Website and app data records:
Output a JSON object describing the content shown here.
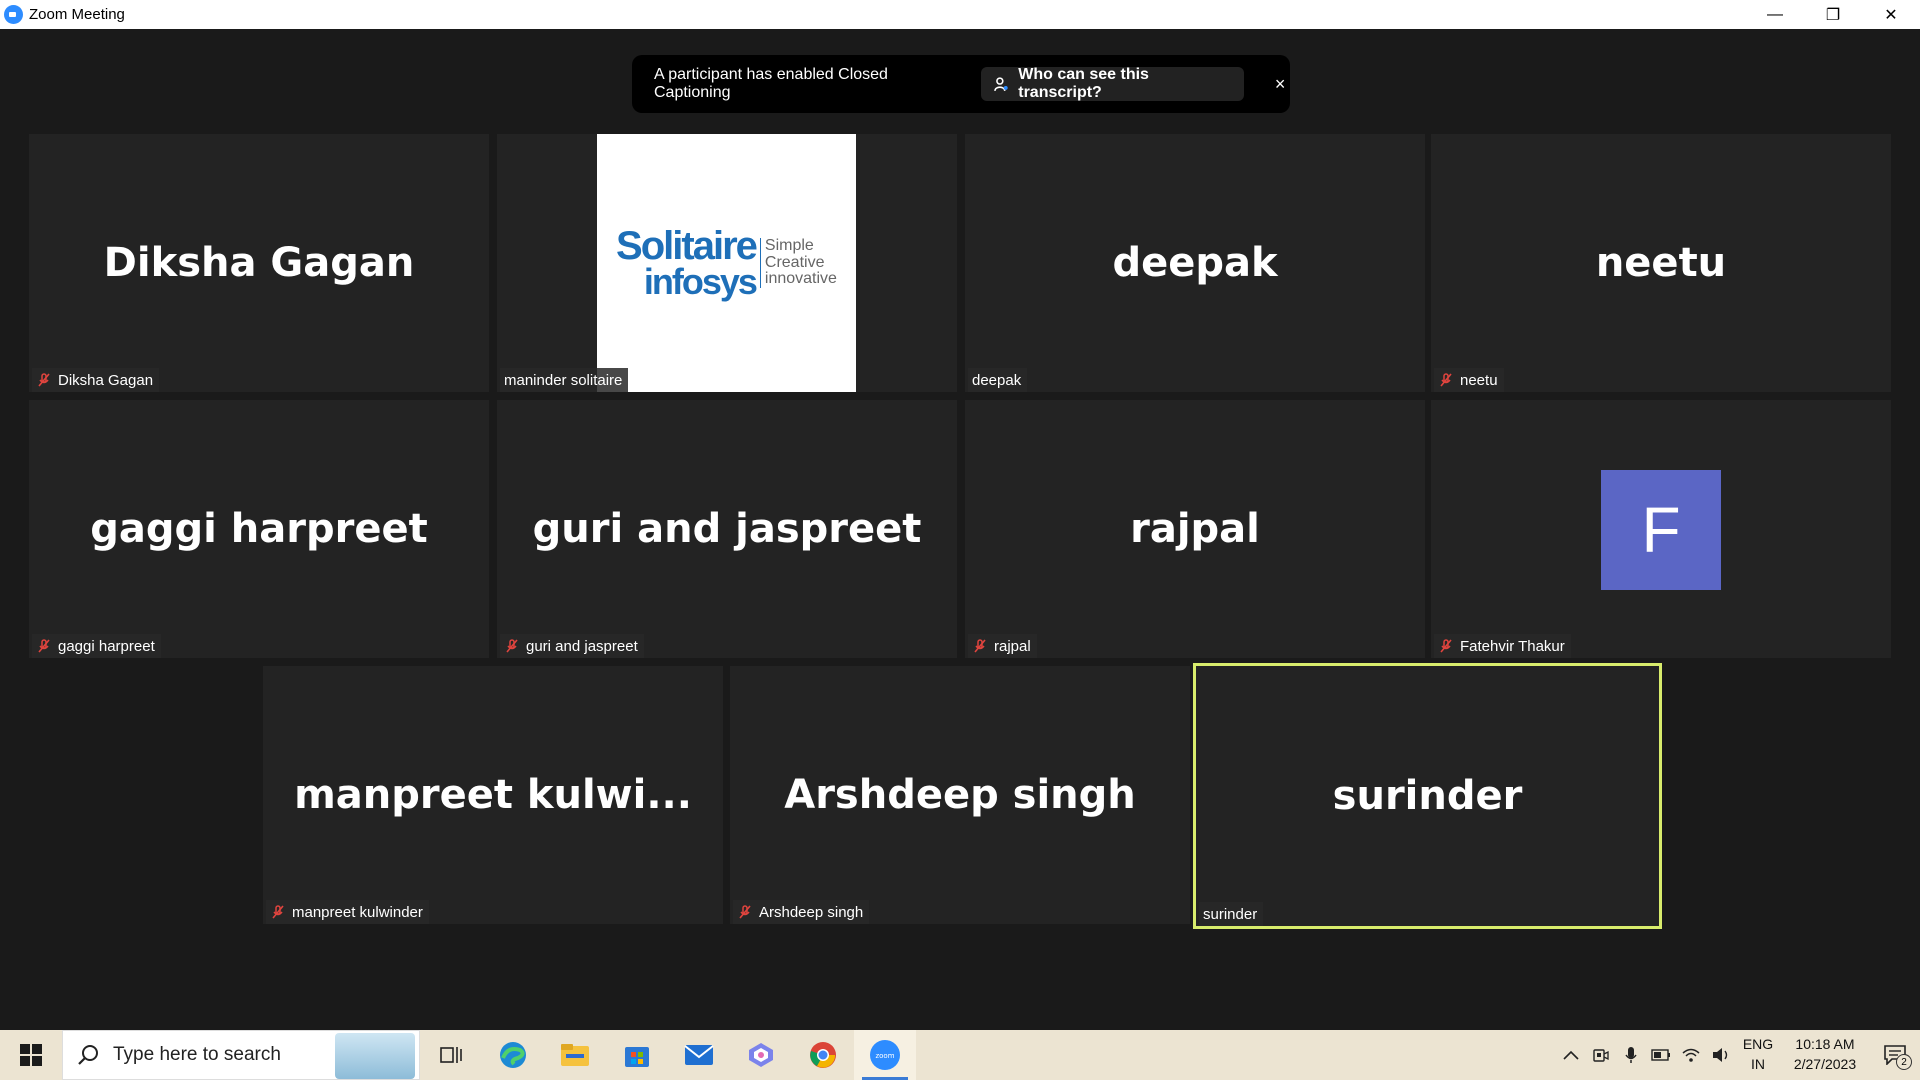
{
  "window": {
    "title": "Zoom Meeting",
    "controls": {
      "minimize": "—",
      "restore": "❐",
      "close": "✕"
    }
  },
  "banner": {
    "text": "A participant has enabled Closed Captioning",
    "button": "Who can see this transcript?",
    "close": "×"
  },
  "participants": [
    {
      "display": "Diksha Gagan",
      "label": "Diksha Gagan",
      "muted": true
    },
    {
      "display": "",
      "label": "maninder solitaire",
      "muted": false,
      "logo": {
        "line1": "Solitaire",
        "line2": "infosys",
        "side1": "Simple",
        "side2": "Creative",
        "side3": "innovative"
      }
    },
    {
      "display": "deepak",
      "label": "deepak",
      "muted": false
    },
    {
      "display": "neetu",
      "label": "neetu",
      "muted": true
    },
    {
      "display": "gaggi harpreet",
      "label": "gaggi harpreet",
      "muted": true
    },
    {
      "display": "guri and jaspreet",
      "label": "guri and jaspreet",
      "muted": true
    },
    {
      "display": "rajpal",
      "label": "rajpal",
      "muted": true
    },
    {
      "display": "",
      "label": "Fatehvir Thakur",
      "muted": true,
      "avatar": "F"
    },
    {
      "display": "manpreet  kulwi...",
      "label": "manpreet kulwinder",
      "muted": true
    },
    {
      "display": "Arshdeep singh",
      "label": "Arshdeep singh",
      "muted": true
    },
    {
      "display": "surinder",
      "label": "surinder",
      "muted": false,
      "active_speaker": true
    }
  ],
  "taskbar": {
    "search_placeholder": "Type here to search",
    "apps": [
      "task-view-icon",
      "edge-icon",
      "file-explorer-icon",
      "store-icon",
      "mail-icon",
      "teams-icon",
      "chrome-icon",
      "zoom-icon"
    ],
    "active_app": "zoom-icon",
    "tray": {
      "language_line1": "ENG",
      "language_line2": "IN",
      "time": "10:18 AM",
      "date": "2/27/2023",
      "notification_count": "2"
    }
  },
  "colors": {
    "meeting_bg": "#1a1a1a",
    "tile_bg": "#232323",
    "active_speaker_border": "#d8ec6c",
    "avatar_bg": "#5b66c5",
    "mute_red": "#e0443e",
    "zoom_blue": "#2d8cff"
  }
}
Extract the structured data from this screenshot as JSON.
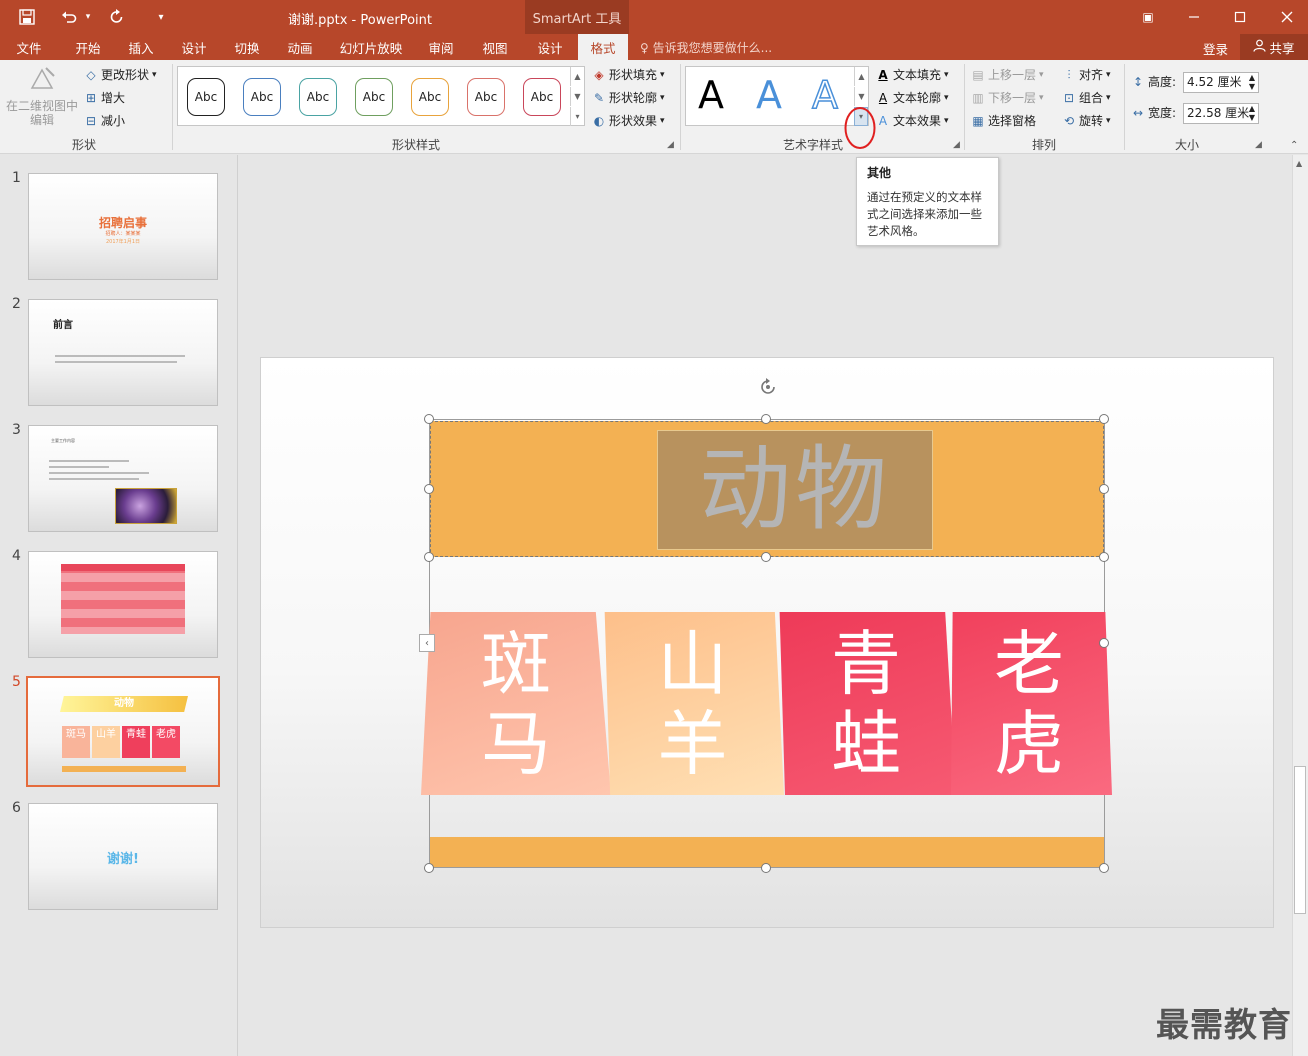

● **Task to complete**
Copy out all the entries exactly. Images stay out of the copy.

● **Task result**
Output a JSON object describing the content shown here.
{
  "window": {
    "title": "Zoom Meeting",
    "controls": {
      "minimize": "—",
      "restore": "❐",
      "close": "✕"
    }
  },
  "banner": {
    "text": "A participant has enabled Closed Captioning",
    "button": "Who can see this transcript?",
    "close": "×"
  },
  "participants": [
    {
      "display": "Diksha Gagan",
      "label": "Diksha Gagan",
      "muted": true
    },
    {
      "display": "",
      "label": "maninder solitaire",
      "muted": false,
      "logo": {
        "line1": "Solitaire",
        "line2": "infosys",
        "side1": "Simple",
        "side2": "Creative",
        "side3": "innovative"
      }
    },
    {
      "display": "deepak",
      "label": "deepak",
      "muted": false
    },
    {
      "display": "neetu",
      "label": "neetu",
      "muted": true
    },
    {
      "display": "gaggi harpreet",
      "label": "gaggi harpreet",
      "muted": true
    },
    {
      "display": "guri and jaspreet",
      "label": "guri and jaspreet",
      "muted": true
    },
    {
      "display": "rajpal",
      "label": "rajpal",
      "muted": true
    },
    {
      "display": "",
      "label": "Fatehvir Thakur",
      "muted": true,
      "avatar": "F"
    },
    {
      "display": "manpreet  kulwi...",
      "label": "manpreet kulwinder",
      "muted": true
    },
    {
      "display": "Arshdeep singh",
      "label": "Arshdeep singh",
      "muted": true
    },
    {
      "display": "surinder",
      "label": "surinder",
      "muted": false,
      "active_speaker": true
    }
  ],
  "taskbar": {
    "search_placeholder": "Type here to search",
    "apps": [
      "task-view-icon",
      "edge-icon",
      "file-explorer-icon",
      "store-icon",
      "mail-icon",
      "teams-icon",
      "chrome-icon",
      "zoom-icon"
    ],
    "active_app": "zoom-icon",
    "tray": {
      "language_line1": "ENG",
      "language_line2": "IN",
      "time": "10:18 AM",
      "date": "2/27/2023",
      "notification_count": "2"
    }
  },
  "colors": {
    "meeting_bg": "#1a1a1a",
    "tile_bg": "#232323",
    "active_speaker_border": "#d8ec6c",
    "avatar_bg": "#5b66c5",
    "mute_red": "#e0443e",
    "zoom_blue": "#2d8cff"
  }
}
Extract the structured data from this screenshot as JSON.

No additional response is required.